Porridge or Avo Toast?
It depends on the season! Porridge in winter, avo toast during the summer months, always with some pink salt!
Freddie Mercury or Lana Del Ray?
Pasta or Pizza?
That’s cruel. So cruel. If I had to pick, pasta…*tear*
GOT or Harry Potter?
Again, SO CRUEL! I’d have to choose Harry Potter just because it was such a huge part of my childhood!
Gluten or Lactose (Hurray IBS)?
I can do without gluten entirely as there are some really great alternatives now, however lactose is almost impossible for me to avoid…I tend to have it in tiny amounts very often!
Red Wine or Dark Chocolate?
I honestly think I’d have to pick wine because so much of my socialising involves myself and my mates having a few drinks…same with family social stuff!
Weight Lifting or Walks Around Skerries?
Oooh. That’s difficult. Weights make me feel powerful and productive and capable but walks calm me down and clear my head…if I could only do one for the rest of my life though it would definitely be walks!
If Only or Fully Functioning Human (Almost)?
If Only for sure! It was much more of a learning experience for me and I’m more proud of it, because with the first book I simply felt like I was elaborating on a lot of topics I’d already discussed online and it wasn’t nearly as creative!
Youtube or Instagram?
YouTube! Instagram is great for easily digestible content but there’s nothing like a long vlog/an educational video/a short film/a comedy sketch/a chatty grwm. The quality stuff exists on YouTube and I can’t imagine it vanishing!
Home Cooked or Takeaway?
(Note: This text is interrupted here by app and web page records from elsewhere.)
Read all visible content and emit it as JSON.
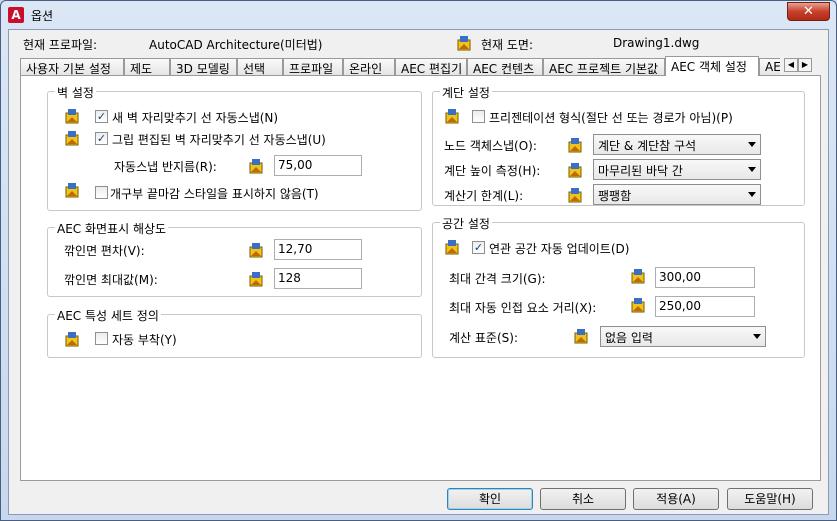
{
  "window": {
    "title": "옵션",
    "close": "✕"
  },
  "header": {
    "profile_label": "현재 프로파일:",
    "profile_value": "AutoCAD Architecture(미터법)",
    "drawing_label": "현재 도면:",
    "drawing_value": "Drawing1.dwg"
  },
  "tabs": [
    {
      "label": "사용자 기본 설정"
    },
    {
      "label": "제도"
    },
    {
      "label": "3D 모델링"
    },
    {
      "label": "선택"
    },
    {
      "label": "프로파일"
    },
    {
      "label": "온라인"
    },
    {
      "label": "AEC 편집기"
    },
    {
      "label": "AEC 컨텐츠"
    },
    {
      "label": "AEC 프로젝트 기본값"
    },
    {
      "label": "AEC 객체 설정"
    },
    {
      "label": "AEC"
    }
  ],
  "active_tab": "AEC 객체 설정",
  "wall": {
    "title": "벽 설정",
    "autosnap_new": {
      "label": "새 벽 자리맞추기 선 자동스냅(N)",
      "checked": true
    },
    "autosnap_grip": {
      "label": "그립 편집된 벽 자리맞추기 선 자동스냅(U)",
      "checked": true
    },
    "radius_label": "자동스냅 반지름(R):",
    "radius_value": "75,00",
    "opening_endcap": {
      "label": "개구부 끝마감 스타일을 표시하지 않음(T)",
      "checked": false
    }
  },
  "display": {
    "title": "AEC 화면표시 해상도",
    "facet_dev_label": "깎인면 편차(V):",
    "facet_dev_value": "12,70",
    "facet_max_label": "깎인면 최대값(M):",
    "facet_max_value": "128"
  },
  "propset": {
    "title": "AEC 특성 세트 정의",
    "auto_attach": {
      "label": "자동 부착(Y)",
      "checked": false
    }
  },
  "stair": {
    "title": "계단 설정",
    "presentation": {
      "label": "프리젠테이션 형식(절단 선 또는 경로가 아님)(P)",
      "checked": false
    },
    "node_snap_label": "노드 객체스냅(O):",
    "node_snap_value": "계단 & 계단참 구석",
    "height_label": "계단 높이 측정(H):",
    "height_value": "마무리된 바닥 간",
    "calc_label": "계산기 한계(L):",
    "calc_value": "팽팽함"
  },
  "space": {
    "title": "공간 설정",
    "auto_update": {
      "label": "연관 공간 자동 업데이트(D)",
      "checked": true
    },
    "gap_label": "최대 간격 크기(G):",
    "gap_value": "300,00",
    "adjacent_label": "최대 자동 인접 요소 거리(X):",
    "adjacent_value": "250,00",
    "standard_label": "계산 표준(S):",
    "standard_value": "없음 입력"
  },
  "buttons": {
    "ok": "확인",
    "cancel": "취소",
    "apply": "적용(A)",
    "help": "도움말(H)"
  },
  "icons": {
    "setting": "drawing-setting-icon"
  },
  "colors": {
    "checkmark": "#1a3d7a",
    "accent": "#3c7fb1",
    "close": "#c7402c"
  }
}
Home cooked food ALWAYS tastes better! That’s why I’d choose a restaurant over a take away any day of the week!
❤ ❤ ❤